▸ **AIM OF THE EXERCISE**
Going through the data below, copy out each line where the word "JSON" shows up.

▸ **MATERIALS PROVIDED**
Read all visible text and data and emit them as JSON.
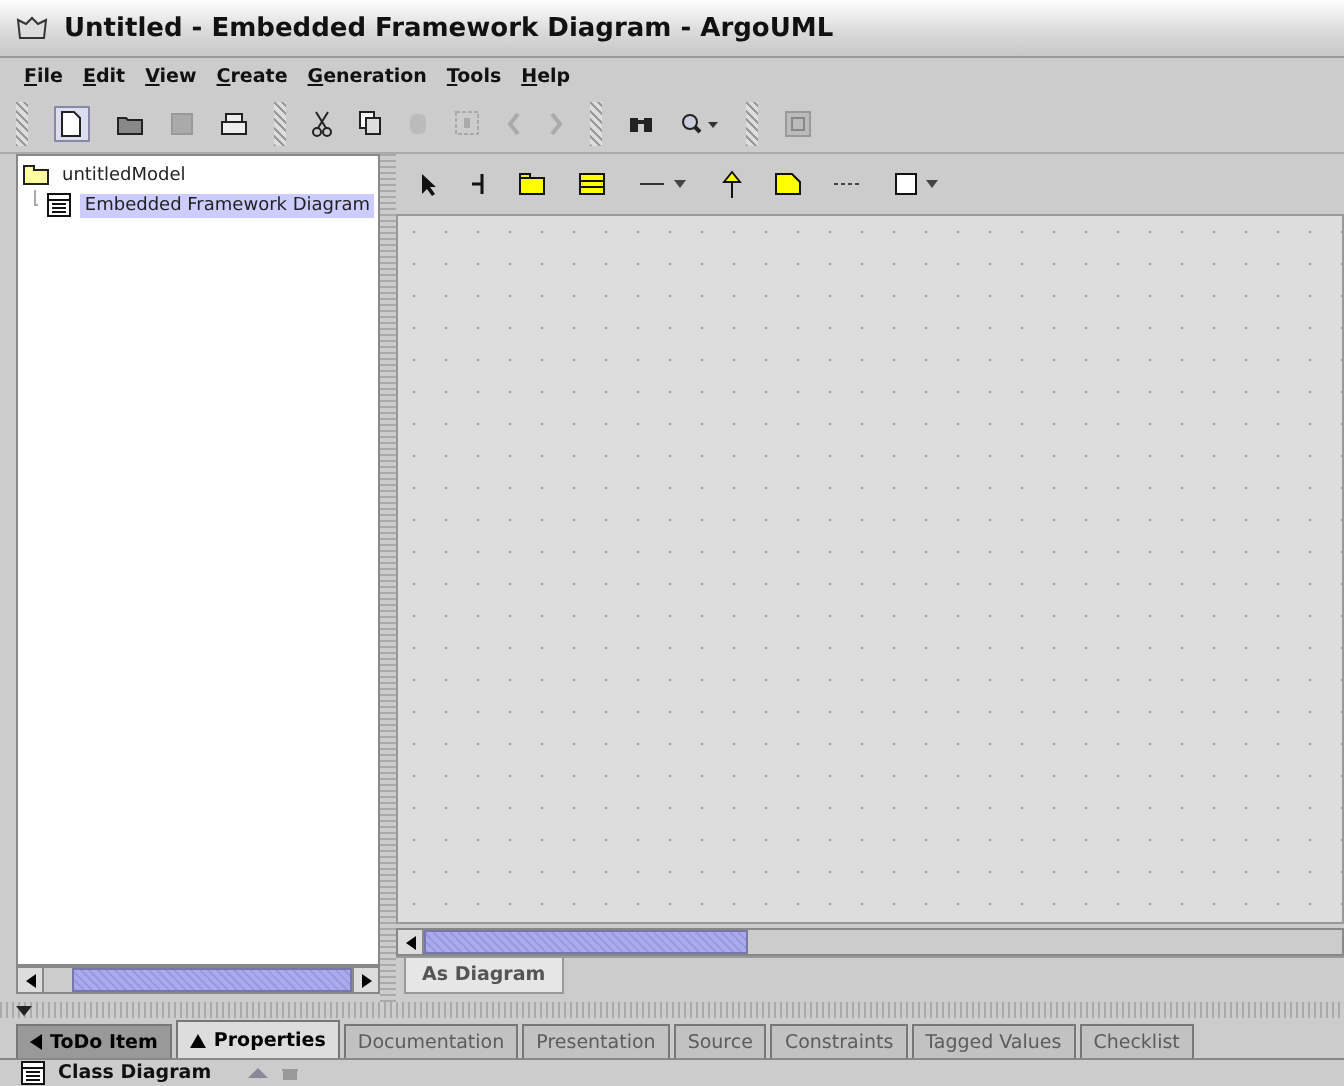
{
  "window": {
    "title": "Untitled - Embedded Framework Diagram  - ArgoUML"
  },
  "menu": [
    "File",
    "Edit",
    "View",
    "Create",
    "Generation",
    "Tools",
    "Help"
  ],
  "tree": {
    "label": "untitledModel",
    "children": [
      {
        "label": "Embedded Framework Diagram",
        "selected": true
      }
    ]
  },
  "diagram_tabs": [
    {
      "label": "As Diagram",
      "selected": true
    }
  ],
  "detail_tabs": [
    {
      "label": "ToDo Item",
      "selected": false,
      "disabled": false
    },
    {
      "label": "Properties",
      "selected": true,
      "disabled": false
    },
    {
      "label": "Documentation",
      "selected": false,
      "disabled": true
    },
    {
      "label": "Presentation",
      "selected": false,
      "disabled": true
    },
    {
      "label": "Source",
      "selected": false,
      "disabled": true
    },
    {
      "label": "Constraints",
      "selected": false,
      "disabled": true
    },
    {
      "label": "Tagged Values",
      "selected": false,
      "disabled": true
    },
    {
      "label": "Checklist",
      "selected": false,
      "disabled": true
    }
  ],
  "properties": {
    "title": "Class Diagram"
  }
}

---

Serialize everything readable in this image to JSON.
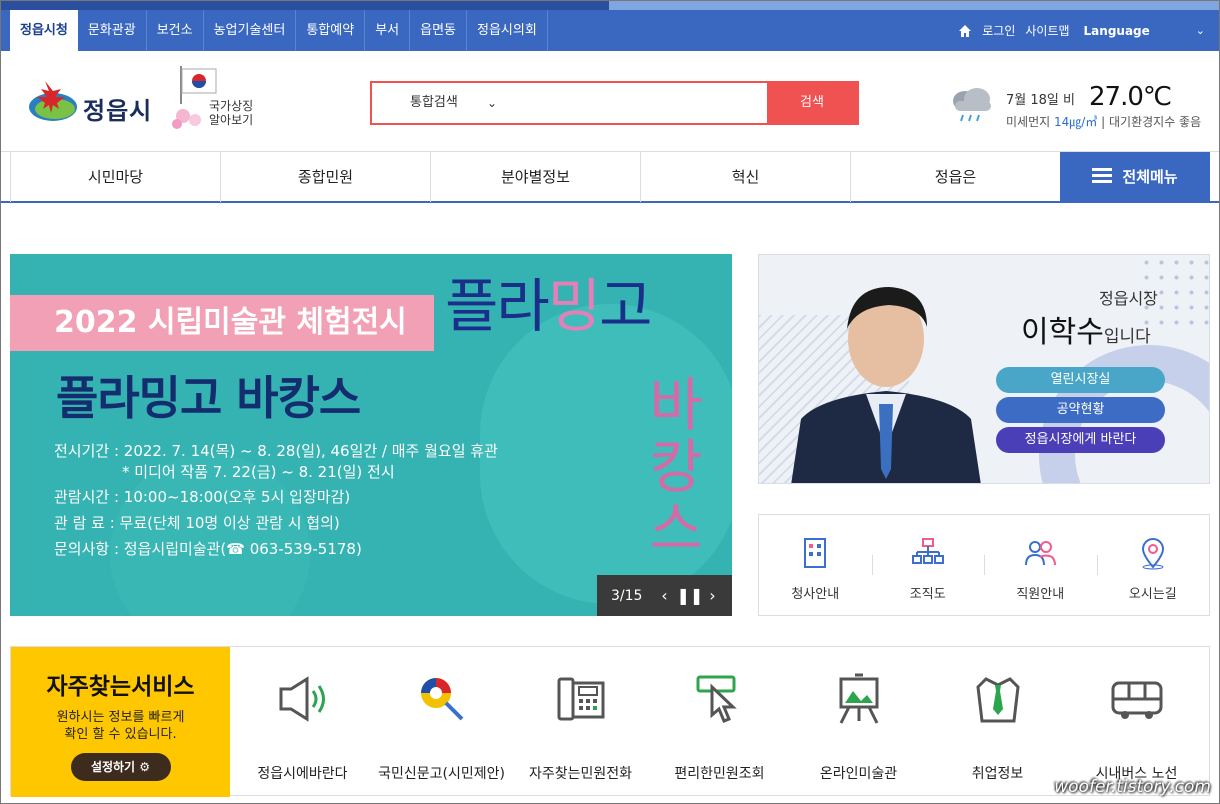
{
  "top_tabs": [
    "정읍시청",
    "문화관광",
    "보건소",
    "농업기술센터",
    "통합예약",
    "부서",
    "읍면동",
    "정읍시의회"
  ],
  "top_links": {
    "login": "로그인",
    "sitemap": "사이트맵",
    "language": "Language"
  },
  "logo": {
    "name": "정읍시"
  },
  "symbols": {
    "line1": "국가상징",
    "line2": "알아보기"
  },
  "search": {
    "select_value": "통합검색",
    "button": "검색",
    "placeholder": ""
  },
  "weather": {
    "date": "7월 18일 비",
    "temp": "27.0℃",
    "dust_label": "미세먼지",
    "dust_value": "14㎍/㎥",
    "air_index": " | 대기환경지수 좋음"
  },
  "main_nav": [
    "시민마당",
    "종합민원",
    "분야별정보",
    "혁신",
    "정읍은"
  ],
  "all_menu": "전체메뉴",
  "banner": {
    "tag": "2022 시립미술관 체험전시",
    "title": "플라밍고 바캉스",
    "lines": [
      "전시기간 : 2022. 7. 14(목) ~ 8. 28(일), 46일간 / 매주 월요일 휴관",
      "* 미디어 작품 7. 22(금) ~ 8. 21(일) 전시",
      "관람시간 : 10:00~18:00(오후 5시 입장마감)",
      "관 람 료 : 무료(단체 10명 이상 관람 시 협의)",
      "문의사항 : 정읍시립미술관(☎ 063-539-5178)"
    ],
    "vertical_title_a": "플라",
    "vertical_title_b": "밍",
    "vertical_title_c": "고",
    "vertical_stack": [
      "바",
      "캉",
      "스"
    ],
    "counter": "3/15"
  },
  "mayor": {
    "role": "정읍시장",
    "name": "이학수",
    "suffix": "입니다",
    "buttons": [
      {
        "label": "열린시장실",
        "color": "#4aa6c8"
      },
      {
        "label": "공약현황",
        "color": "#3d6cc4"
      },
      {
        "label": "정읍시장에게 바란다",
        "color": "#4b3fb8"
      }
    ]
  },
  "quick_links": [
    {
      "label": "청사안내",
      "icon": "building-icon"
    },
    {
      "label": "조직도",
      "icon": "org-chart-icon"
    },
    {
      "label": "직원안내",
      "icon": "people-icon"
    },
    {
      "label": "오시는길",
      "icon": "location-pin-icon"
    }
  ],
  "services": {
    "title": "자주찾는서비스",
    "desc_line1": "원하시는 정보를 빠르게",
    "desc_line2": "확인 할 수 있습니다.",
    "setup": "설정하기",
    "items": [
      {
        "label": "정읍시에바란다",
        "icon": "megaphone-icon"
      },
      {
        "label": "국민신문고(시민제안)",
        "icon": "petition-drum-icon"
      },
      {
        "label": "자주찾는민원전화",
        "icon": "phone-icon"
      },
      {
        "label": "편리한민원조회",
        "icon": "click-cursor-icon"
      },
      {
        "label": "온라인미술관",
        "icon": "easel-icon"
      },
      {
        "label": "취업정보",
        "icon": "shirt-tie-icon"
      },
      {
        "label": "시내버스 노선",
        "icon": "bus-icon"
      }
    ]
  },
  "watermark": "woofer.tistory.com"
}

▸ **SOLUTION TO THIS TASK**
Read all visible text and data and emit them as JSON.
Serialize everything readable in this image to JSON.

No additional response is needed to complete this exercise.